___ Records to process

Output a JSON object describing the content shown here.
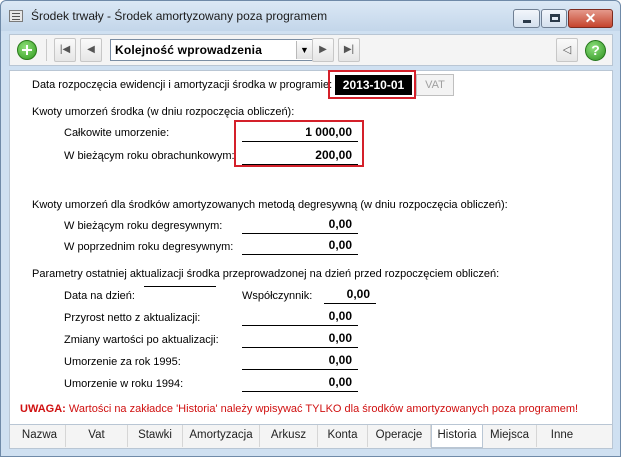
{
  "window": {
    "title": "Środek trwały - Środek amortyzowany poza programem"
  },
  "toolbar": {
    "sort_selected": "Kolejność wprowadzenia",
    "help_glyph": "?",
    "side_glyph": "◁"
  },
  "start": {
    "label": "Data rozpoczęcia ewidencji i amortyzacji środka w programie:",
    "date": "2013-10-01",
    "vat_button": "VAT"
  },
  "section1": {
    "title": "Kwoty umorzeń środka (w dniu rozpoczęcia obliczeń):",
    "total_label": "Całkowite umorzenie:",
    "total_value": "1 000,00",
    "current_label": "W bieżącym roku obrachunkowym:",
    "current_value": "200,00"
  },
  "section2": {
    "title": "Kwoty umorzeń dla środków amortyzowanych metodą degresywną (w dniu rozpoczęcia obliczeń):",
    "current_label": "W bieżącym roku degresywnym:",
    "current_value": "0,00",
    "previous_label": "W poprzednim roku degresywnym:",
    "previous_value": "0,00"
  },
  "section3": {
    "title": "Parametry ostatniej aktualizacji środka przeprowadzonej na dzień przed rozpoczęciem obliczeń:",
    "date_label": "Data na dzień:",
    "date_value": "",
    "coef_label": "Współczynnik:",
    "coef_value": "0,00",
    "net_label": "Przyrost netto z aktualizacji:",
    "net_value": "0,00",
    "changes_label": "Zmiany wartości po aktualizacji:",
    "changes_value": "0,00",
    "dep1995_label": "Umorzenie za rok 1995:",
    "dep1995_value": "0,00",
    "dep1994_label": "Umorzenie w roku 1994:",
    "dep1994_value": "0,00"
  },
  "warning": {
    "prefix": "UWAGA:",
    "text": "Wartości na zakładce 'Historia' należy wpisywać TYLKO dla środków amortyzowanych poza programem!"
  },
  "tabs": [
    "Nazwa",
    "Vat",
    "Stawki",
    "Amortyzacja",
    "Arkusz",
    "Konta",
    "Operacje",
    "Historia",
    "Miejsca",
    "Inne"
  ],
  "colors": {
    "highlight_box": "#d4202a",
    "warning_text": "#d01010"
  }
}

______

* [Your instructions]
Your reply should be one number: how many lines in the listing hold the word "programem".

* [Finished task]
2